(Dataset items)
........

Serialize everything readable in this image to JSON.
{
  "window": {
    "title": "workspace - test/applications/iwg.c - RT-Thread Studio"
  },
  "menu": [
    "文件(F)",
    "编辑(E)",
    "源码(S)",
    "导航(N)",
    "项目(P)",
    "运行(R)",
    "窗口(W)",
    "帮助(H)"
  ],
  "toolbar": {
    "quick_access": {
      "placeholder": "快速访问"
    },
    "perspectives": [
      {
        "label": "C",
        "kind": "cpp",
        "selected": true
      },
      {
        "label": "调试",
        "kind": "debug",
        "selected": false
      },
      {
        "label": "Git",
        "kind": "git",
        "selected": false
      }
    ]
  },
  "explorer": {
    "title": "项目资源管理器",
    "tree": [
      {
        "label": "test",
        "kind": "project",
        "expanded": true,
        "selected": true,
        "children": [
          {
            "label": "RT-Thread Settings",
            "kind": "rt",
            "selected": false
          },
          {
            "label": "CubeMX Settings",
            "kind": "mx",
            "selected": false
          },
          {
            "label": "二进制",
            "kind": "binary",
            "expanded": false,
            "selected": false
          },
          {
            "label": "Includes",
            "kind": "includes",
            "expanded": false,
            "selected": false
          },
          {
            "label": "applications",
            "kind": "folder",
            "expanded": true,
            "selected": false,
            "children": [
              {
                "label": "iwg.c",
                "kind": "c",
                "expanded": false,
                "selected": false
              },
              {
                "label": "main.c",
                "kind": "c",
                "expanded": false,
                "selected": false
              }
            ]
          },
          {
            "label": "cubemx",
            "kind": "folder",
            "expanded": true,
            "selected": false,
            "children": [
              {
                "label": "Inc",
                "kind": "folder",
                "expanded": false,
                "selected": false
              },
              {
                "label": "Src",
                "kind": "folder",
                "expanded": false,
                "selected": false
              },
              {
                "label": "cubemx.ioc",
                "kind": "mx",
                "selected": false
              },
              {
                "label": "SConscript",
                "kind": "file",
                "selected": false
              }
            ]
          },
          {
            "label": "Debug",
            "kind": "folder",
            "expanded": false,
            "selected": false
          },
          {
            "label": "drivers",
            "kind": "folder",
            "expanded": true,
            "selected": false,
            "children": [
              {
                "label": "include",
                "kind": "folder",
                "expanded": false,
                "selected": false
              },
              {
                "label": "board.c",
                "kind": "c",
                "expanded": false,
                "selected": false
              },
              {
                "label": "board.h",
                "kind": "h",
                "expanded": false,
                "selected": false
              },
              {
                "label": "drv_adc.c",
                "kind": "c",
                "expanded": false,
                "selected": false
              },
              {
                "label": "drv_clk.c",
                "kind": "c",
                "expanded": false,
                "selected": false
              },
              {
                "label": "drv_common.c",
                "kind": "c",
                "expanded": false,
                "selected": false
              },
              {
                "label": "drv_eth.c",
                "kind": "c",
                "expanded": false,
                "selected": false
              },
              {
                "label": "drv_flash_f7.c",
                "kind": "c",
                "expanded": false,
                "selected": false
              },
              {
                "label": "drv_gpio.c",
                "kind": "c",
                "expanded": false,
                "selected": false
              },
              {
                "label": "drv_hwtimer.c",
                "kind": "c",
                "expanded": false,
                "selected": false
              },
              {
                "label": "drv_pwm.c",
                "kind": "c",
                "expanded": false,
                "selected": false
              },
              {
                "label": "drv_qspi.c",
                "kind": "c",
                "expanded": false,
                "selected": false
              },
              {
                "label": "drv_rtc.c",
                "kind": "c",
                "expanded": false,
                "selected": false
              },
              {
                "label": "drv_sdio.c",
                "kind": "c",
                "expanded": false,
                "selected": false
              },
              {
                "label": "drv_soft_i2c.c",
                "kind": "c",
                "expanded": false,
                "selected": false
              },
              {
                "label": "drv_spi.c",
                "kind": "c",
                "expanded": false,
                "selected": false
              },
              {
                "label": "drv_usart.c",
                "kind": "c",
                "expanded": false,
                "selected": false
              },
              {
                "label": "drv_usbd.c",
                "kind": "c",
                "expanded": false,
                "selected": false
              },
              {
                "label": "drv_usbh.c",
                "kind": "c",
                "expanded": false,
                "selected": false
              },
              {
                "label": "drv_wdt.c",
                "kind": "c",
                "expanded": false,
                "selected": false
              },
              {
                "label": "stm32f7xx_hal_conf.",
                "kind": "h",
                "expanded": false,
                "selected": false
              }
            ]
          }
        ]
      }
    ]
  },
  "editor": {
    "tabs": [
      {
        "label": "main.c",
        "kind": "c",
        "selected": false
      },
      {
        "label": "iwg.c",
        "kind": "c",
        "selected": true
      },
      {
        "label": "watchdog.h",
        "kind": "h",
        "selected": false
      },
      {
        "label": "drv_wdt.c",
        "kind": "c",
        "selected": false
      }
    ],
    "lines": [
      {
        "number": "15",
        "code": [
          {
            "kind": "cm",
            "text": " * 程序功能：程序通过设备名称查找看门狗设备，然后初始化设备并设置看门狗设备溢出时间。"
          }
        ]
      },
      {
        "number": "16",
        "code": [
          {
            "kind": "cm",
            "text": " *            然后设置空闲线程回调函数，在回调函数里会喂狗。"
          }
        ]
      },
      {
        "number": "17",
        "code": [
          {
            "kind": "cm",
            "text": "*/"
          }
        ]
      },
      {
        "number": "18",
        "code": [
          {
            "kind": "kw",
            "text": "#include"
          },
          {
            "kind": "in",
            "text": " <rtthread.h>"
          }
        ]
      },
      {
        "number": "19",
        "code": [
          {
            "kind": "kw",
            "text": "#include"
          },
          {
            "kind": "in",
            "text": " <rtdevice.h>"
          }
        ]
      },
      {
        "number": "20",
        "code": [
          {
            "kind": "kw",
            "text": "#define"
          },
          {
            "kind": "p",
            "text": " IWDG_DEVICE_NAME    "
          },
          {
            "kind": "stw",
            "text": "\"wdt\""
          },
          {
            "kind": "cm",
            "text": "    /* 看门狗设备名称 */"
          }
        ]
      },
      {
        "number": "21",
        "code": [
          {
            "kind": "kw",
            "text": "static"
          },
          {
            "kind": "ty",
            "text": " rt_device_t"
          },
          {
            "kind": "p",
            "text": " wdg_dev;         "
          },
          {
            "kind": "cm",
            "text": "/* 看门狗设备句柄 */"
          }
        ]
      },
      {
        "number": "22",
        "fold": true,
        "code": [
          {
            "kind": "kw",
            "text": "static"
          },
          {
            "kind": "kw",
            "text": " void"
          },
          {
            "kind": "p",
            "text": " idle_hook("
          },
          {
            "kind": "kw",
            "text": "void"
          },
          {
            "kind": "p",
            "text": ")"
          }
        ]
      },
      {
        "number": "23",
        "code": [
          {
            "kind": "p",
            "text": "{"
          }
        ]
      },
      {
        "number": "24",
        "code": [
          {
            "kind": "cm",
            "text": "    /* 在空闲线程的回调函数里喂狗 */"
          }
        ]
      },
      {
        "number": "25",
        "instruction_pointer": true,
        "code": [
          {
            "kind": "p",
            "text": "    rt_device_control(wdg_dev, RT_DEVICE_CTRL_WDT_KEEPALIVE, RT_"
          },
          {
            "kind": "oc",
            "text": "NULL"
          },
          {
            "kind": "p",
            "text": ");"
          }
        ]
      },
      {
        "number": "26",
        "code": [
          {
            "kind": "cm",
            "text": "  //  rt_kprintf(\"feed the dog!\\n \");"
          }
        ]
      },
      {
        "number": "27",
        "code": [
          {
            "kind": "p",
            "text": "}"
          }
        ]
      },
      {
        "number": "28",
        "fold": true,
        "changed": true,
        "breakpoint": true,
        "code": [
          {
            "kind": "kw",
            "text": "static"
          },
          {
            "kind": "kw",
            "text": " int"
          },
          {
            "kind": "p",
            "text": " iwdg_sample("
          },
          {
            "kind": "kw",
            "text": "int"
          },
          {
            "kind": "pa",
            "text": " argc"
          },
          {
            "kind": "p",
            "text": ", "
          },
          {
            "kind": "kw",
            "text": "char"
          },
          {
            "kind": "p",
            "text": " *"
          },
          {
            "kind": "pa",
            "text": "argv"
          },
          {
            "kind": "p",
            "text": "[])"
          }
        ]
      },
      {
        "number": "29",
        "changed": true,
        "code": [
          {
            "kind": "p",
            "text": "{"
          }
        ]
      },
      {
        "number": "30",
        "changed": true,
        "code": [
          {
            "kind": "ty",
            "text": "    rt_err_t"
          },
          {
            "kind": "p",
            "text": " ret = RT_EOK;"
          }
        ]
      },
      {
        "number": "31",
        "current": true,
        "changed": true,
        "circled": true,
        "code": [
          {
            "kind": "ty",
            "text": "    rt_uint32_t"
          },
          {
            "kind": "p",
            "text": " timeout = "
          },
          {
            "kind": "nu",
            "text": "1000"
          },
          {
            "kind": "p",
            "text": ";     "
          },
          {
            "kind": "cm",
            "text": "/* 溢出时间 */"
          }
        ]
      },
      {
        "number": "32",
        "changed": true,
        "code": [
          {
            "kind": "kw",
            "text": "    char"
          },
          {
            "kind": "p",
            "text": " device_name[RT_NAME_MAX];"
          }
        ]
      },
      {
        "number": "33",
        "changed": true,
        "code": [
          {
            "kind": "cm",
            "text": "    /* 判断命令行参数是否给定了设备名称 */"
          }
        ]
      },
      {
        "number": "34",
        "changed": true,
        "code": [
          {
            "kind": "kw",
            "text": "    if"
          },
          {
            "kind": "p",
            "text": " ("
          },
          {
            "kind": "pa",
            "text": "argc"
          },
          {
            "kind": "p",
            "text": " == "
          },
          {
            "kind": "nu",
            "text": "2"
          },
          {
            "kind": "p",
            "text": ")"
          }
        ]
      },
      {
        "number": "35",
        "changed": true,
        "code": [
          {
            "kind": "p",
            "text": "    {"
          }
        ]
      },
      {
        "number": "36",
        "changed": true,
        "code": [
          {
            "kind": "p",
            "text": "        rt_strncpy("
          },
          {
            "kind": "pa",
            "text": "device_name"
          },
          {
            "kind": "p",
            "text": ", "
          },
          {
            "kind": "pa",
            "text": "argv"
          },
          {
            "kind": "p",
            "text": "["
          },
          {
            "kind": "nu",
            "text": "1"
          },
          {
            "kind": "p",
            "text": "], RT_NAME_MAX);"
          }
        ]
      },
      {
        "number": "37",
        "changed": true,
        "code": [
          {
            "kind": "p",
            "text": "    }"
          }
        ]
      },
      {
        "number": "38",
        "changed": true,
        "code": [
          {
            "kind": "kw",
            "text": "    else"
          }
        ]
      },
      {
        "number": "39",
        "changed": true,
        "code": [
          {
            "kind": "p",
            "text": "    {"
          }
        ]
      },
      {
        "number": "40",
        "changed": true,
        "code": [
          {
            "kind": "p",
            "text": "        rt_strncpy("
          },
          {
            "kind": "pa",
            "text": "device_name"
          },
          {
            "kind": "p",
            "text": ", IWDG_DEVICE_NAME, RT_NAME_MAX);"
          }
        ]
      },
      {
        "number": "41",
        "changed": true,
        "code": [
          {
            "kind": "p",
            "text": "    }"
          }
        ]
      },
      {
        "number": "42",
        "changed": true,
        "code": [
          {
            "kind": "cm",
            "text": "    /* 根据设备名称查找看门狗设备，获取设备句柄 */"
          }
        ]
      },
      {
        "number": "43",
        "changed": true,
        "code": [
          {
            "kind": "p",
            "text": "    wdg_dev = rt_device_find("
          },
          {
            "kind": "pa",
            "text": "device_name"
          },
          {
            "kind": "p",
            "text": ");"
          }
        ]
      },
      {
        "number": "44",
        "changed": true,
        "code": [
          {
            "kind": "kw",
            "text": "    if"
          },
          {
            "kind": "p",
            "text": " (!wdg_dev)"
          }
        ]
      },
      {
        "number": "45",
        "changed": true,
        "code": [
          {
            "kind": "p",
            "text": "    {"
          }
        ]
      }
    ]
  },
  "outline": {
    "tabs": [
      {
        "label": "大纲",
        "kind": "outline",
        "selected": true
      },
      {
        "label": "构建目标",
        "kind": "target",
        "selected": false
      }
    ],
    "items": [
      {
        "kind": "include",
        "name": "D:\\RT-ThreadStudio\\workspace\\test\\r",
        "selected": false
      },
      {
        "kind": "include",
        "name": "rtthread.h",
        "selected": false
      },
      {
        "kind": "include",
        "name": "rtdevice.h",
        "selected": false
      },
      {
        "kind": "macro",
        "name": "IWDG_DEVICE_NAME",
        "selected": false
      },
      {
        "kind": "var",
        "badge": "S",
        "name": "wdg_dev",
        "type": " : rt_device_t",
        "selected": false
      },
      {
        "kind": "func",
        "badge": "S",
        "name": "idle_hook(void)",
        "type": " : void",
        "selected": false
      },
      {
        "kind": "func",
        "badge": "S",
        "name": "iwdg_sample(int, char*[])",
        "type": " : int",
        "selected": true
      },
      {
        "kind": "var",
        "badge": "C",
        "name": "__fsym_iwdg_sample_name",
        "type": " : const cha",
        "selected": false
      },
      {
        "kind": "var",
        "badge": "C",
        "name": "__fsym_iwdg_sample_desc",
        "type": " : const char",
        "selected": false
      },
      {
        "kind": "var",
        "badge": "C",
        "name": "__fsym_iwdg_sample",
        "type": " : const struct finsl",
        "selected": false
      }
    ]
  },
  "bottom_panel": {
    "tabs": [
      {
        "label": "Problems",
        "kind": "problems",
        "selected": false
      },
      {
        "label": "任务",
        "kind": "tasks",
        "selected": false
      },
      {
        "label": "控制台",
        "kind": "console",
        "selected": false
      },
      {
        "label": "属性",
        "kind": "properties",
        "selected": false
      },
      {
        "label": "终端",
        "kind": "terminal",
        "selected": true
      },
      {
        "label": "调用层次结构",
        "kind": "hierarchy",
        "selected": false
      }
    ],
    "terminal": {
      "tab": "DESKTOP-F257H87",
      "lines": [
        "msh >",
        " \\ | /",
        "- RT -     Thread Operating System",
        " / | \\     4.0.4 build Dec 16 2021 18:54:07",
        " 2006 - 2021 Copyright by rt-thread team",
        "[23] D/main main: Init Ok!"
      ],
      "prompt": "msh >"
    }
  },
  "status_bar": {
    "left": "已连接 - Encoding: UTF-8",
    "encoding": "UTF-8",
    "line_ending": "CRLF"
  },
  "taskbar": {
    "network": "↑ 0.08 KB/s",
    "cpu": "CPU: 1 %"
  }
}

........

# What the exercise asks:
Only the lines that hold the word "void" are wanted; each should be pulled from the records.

# Exercise answer:
            "text": " void"
            "text": "void"
        "name": "idle_hook(void)",
        "type": " : void",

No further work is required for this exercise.